Exercise aim: Among the records below, which lines contain the string "Draw"? Report them.

[Element data from apps and pages]
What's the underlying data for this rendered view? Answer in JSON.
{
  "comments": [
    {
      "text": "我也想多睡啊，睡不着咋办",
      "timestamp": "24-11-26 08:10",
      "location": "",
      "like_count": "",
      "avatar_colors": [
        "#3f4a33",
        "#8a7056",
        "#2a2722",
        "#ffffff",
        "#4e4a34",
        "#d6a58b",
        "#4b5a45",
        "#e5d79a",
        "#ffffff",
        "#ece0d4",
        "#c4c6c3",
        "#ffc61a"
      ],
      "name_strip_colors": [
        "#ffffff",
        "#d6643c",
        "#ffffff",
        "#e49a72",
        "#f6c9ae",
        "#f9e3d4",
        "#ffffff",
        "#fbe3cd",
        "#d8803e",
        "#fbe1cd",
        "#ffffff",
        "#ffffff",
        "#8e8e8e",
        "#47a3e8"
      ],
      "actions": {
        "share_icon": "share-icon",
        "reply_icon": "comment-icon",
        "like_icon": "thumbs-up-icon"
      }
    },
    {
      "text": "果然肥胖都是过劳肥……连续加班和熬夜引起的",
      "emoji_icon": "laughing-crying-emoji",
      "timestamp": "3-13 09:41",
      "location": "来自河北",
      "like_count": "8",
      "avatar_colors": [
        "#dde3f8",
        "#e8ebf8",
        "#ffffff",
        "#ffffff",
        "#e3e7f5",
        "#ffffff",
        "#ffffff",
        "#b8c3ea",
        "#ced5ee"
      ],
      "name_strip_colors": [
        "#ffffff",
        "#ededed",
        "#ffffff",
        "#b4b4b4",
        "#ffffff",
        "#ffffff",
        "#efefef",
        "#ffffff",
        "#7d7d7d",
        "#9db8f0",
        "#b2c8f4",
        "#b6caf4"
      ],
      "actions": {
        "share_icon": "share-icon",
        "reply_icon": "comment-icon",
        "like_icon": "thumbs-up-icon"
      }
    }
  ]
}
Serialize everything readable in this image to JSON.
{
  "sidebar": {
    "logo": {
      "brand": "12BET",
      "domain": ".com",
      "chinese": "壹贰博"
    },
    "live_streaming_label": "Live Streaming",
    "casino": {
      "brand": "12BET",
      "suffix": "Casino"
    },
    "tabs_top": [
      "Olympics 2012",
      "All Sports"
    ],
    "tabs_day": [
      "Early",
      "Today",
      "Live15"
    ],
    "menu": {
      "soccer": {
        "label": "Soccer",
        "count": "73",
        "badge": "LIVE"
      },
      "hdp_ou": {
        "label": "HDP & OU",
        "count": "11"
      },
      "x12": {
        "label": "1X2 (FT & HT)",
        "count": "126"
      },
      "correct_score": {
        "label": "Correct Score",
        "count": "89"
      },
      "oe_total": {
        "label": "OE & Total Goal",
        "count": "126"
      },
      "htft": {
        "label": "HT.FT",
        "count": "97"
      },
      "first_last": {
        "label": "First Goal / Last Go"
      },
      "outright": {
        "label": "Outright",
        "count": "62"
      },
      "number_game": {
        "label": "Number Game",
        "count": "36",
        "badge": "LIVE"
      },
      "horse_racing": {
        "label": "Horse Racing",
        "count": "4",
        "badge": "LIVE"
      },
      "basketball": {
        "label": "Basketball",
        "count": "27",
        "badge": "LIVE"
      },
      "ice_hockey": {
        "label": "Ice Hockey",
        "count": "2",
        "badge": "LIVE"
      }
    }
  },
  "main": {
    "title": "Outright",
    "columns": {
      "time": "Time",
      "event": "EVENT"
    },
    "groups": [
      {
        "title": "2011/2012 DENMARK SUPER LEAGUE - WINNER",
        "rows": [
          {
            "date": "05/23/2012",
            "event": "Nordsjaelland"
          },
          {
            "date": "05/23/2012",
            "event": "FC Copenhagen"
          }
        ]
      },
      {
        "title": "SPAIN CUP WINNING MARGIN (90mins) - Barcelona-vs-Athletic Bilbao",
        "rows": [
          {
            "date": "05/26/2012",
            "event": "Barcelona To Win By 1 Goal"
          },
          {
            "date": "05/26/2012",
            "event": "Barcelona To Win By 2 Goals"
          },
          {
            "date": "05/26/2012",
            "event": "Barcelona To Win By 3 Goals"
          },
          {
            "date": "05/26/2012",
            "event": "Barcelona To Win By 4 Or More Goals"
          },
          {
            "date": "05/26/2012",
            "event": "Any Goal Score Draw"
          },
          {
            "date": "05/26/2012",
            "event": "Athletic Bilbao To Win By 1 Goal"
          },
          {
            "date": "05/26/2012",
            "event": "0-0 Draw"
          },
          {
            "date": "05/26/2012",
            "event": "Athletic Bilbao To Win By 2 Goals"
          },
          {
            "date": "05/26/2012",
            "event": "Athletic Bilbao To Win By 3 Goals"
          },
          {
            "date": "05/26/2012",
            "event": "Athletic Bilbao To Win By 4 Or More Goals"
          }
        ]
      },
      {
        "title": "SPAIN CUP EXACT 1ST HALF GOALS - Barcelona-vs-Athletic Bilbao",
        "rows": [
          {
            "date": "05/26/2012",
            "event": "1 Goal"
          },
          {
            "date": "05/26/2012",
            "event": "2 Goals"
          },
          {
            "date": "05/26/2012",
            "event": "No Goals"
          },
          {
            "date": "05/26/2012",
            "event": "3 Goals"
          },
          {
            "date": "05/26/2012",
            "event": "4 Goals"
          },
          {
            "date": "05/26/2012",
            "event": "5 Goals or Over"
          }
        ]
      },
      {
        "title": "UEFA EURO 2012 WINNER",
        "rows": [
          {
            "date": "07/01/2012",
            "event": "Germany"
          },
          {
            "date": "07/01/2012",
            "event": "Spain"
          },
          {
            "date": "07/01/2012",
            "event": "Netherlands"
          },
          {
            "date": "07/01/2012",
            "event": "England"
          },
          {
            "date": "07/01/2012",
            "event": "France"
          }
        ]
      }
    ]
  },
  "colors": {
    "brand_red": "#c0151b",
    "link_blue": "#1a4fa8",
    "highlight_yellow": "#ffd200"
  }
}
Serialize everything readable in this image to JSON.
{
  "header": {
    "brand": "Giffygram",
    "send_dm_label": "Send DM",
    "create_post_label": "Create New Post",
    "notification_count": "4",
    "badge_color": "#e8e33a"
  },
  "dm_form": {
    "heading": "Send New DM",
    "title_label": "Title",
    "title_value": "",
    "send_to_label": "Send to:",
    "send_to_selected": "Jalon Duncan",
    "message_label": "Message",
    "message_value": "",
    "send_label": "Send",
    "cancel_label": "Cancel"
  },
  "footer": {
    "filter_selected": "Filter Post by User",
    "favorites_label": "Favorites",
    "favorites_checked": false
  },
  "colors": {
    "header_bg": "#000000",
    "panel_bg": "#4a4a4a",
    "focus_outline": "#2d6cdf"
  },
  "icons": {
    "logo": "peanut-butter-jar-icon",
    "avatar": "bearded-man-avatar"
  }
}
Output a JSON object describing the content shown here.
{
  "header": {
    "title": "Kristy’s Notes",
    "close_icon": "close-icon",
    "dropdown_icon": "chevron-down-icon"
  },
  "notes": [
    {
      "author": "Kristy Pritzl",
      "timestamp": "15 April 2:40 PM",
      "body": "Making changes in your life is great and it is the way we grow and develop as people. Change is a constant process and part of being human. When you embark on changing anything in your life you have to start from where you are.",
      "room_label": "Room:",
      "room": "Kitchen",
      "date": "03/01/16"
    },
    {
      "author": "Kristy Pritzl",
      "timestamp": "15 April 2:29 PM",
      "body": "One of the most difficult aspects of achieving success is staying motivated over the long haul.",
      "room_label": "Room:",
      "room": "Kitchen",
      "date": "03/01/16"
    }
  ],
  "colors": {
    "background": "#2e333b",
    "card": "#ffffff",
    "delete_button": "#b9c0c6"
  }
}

Solution below:
            "event": "Any Goal Score Draw"
            "event": "0-0 Draw"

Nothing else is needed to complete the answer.